We'd already enjoyed some beautiful scenery on the way up to Cheticamp, as we followed the Cabot Trail north. I didn't know enough about Canada's first national park in the Maritimes to have any expectations, but within the first ten minutes of our drive through Cape Breton National Park, I was surprised and delighted at every bend as dramatic mountains spilled down to the ocean.
A third of the Cabot Trail passes through Cape Breton National Park. You can choose to experience the drive going clockwise or counter-clockwise. Counter-clockwise has the advantage of driving on the outside edge of the road, plus you end up on western side for the sunset. Clockwise is a better bet if you're ready for some dramatic scenery straight away, or want to hike the Skyline Trail earlier in the day.
We decided to loop around clockwise. After the initial drama of coast, with beaches, inlets, and even a few small sea stacks, we turned inland and began to climb. Soon we passed the road out to the popular Skyline Trail. Due to time constraints, we skipped it this time round - the views from the road were amazing enough.

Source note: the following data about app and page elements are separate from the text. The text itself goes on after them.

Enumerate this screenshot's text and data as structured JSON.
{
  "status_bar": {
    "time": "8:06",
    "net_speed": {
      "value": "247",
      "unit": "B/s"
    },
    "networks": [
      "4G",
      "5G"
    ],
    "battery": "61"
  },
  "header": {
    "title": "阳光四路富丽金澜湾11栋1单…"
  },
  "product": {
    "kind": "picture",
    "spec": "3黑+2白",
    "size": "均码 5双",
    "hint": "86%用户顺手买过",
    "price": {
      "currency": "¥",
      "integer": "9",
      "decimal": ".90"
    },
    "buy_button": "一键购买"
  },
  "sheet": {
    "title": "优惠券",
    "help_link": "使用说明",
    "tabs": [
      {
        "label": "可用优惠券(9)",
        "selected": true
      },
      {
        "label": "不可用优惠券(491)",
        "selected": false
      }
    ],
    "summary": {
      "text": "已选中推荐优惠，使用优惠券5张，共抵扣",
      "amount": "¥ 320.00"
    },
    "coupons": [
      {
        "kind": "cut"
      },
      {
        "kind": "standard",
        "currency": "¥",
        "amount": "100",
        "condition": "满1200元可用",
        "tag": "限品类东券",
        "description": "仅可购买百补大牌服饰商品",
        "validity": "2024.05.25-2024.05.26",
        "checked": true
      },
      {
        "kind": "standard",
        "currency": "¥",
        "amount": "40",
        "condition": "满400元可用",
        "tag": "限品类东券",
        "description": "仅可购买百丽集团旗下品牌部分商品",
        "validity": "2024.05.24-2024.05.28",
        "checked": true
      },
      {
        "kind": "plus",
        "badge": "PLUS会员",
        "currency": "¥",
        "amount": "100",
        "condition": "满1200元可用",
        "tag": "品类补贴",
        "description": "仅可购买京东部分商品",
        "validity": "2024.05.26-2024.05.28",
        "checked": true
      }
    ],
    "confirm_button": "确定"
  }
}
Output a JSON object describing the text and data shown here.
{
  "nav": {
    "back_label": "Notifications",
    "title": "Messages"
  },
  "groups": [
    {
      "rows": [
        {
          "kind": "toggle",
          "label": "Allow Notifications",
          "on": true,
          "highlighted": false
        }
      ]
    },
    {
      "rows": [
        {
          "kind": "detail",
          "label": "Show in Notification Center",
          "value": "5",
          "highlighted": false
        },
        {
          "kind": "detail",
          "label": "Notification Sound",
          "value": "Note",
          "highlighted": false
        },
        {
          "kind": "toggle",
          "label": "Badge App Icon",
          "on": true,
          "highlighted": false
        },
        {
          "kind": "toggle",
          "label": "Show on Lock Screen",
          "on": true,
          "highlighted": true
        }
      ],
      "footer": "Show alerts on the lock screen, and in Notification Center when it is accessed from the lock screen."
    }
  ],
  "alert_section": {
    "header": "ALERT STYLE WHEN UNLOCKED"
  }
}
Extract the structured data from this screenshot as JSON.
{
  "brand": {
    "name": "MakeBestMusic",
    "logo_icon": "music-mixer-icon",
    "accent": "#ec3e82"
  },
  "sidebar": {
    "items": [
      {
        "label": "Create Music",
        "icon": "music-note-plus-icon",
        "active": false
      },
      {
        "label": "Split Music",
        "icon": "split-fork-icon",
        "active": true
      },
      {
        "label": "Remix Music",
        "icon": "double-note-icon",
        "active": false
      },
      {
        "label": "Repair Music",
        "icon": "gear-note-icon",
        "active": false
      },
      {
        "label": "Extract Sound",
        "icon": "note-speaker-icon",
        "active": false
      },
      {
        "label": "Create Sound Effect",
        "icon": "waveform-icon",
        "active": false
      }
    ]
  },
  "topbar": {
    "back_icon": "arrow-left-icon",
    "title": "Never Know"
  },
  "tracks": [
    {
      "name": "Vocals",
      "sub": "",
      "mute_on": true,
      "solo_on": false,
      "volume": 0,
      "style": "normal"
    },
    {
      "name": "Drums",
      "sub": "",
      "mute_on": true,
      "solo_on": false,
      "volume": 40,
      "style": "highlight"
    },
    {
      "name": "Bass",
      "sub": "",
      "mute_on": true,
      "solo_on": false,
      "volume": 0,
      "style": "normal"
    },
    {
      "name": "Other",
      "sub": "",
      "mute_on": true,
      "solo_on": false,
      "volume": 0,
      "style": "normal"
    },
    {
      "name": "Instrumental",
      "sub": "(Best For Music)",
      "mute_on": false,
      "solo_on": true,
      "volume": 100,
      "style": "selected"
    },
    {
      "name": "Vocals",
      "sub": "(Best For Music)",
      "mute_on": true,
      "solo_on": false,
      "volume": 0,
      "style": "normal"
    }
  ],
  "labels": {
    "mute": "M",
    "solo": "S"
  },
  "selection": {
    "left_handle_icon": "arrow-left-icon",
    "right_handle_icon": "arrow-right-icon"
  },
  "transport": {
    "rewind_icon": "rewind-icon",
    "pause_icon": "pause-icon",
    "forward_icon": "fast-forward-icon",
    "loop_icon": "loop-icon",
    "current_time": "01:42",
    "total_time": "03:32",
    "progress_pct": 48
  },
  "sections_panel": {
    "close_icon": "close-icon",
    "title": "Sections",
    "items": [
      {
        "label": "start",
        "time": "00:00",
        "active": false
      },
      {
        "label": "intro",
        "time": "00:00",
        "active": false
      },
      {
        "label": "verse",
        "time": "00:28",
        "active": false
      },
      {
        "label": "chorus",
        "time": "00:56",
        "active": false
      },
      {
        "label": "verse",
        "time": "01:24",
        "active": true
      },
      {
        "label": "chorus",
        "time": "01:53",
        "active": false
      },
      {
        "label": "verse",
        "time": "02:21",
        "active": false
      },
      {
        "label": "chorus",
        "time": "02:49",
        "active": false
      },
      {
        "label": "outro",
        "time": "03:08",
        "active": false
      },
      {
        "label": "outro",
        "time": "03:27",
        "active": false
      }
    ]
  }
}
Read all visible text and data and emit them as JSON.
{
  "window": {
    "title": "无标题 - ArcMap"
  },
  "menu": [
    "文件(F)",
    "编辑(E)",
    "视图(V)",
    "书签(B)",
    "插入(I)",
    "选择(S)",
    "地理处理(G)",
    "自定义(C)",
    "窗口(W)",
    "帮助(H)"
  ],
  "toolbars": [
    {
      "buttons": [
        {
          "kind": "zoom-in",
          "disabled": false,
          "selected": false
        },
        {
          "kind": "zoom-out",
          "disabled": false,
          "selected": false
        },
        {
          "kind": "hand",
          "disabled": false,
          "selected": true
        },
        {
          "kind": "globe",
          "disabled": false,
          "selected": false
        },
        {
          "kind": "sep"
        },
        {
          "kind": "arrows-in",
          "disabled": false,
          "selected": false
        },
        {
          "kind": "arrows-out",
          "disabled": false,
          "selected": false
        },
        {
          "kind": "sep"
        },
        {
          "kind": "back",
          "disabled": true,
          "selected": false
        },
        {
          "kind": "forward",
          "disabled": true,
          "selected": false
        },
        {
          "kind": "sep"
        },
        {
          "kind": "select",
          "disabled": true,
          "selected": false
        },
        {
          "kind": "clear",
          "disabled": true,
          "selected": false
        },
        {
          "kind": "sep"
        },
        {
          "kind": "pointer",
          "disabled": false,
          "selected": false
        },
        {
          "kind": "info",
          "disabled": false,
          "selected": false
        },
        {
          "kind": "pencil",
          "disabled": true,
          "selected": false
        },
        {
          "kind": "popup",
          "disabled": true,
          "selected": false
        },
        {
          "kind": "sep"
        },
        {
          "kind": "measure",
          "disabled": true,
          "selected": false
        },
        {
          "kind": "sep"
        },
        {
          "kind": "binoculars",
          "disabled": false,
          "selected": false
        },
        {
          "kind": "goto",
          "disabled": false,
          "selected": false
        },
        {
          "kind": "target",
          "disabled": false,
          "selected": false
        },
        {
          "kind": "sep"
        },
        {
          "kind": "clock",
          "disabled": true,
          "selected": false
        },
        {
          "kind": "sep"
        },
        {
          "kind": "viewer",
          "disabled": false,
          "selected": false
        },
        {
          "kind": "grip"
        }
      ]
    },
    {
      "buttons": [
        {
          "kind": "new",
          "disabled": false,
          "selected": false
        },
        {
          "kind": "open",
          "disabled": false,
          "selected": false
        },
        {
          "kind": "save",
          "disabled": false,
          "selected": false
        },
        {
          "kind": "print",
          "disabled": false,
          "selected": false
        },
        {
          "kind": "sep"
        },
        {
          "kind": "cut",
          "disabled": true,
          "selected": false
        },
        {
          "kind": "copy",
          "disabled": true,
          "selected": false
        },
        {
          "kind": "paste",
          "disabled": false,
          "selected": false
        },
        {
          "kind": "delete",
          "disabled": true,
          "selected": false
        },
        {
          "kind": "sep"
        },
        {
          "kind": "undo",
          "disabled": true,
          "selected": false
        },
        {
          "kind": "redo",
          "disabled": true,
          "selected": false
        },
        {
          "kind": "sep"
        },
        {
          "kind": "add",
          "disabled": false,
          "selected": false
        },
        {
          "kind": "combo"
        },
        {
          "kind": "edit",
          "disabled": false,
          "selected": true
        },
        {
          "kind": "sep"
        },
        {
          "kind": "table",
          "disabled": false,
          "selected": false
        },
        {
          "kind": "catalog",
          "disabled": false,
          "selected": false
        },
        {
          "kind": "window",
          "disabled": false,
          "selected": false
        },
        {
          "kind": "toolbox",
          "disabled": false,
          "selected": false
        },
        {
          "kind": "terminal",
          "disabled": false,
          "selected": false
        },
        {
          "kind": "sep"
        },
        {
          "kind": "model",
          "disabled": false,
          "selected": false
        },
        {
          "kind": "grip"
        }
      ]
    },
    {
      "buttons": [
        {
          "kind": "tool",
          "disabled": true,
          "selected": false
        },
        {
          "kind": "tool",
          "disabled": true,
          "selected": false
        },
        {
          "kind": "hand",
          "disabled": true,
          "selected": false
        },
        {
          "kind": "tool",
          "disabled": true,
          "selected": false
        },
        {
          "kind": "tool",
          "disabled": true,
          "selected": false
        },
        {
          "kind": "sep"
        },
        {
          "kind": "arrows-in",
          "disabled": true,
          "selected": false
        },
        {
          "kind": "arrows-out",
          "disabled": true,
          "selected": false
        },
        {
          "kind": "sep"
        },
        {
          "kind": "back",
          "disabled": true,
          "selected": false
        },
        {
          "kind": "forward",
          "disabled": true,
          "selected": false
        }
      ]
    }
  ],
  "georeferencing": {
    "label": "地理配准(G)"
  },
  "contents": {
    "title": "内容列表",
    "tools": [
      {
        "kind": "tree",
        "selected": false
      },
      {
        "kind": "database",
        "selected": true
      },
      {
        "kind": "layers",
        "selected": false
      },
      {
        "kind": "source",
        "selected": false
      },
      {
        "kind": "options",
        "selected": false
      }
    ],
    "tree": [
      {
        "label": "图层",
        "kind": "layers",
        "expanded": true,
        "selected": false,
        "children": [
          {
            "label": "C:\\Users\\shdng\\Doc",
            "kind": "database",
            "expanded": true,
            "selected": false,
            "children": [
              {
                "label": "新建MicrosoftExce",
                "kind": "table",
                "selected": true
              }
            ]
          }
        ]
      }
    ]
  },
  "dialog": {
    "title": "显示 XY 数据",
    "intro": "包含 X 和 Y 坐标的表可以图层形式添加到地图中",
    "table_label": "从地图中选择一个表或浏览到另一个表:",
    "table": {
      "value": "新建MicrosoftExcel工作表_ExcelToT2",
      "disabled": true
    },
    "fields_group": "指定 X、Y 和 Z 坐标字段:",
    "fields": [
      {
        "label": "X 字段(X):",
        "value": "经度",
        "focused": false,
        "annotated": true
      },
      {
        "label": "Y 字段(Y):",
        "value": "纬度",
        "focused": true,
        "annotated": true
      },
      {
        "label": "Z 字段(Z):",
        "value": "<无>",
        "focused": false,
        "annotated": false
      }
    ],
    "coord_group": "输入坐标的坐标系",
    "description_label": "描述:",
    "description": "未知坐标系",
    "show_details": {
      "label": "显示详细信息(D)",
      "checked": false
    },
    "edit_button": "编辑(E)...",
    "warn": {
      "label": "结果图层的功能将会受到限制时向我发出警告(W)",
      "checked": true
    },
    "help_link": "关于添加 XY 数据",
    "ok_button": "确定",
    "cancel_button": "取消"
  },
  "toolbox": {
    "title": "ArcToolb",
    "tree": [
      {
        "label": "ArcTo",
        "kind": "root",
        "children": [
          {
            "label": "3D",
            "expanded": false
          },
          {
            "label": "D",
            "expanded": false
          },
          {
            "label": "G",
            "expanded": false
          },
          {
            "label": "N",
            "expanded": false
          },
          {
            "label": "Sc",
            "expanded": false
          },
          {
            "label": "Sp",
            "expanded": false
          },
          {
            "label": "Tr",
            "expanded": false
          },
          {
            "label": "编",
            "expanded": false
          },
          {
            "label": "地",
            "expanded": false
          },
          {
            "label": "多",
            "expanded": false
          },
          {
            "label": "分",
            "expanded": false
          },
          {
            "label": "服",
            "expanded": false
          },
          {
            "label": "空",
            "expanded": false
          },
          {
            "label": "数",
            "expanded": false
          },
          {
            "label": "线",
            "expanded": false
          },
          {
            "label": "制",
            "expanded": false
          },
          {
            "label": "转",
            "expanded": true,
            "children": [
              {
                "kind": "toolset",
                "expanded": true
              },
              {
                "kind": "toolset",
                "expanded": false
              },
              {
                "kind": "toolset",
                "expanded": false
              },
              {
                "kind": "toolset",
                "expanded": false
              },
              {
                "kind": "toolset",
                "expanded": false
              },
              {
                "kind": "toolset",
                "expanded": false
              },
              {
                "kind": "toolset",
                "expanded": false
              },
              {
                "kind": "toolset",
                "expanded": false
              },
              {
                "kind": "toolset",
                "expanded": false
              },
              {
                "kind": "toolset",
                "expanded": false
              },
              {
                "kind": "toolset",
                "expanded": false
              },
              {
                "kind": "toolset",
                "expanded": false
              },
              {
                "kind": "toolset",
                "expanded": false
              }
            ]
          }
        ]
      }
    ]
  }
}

At a few points, the trail winds out of the park, and you drive through or near little fishing communities. Lots of places advertise whale watching tours up on this northern end. We took a little detour down to Pleasant Bay, a picturesque harbour, on the western edge of this 'un-park' section and stopped at Neil's Harbour on the eastern edge to buy water at a little ice cream shop at the foot of a lighthouse.
Our final stop of the day was at the Keltic Lodge near Ingonish. The famous resort perches on a narrow peninsula just inside the park, with views of the mountains and ocean on both sides. We went in, as Mom had memories of great ice cream on their last visit, but alas, they don't make it any more. We enjoyed a look around, regardless. We were tempted to call it an afternoon and spend the night here, but decided to press on so that we'd be closer to our destination on the second day, Louisbourg Fortress.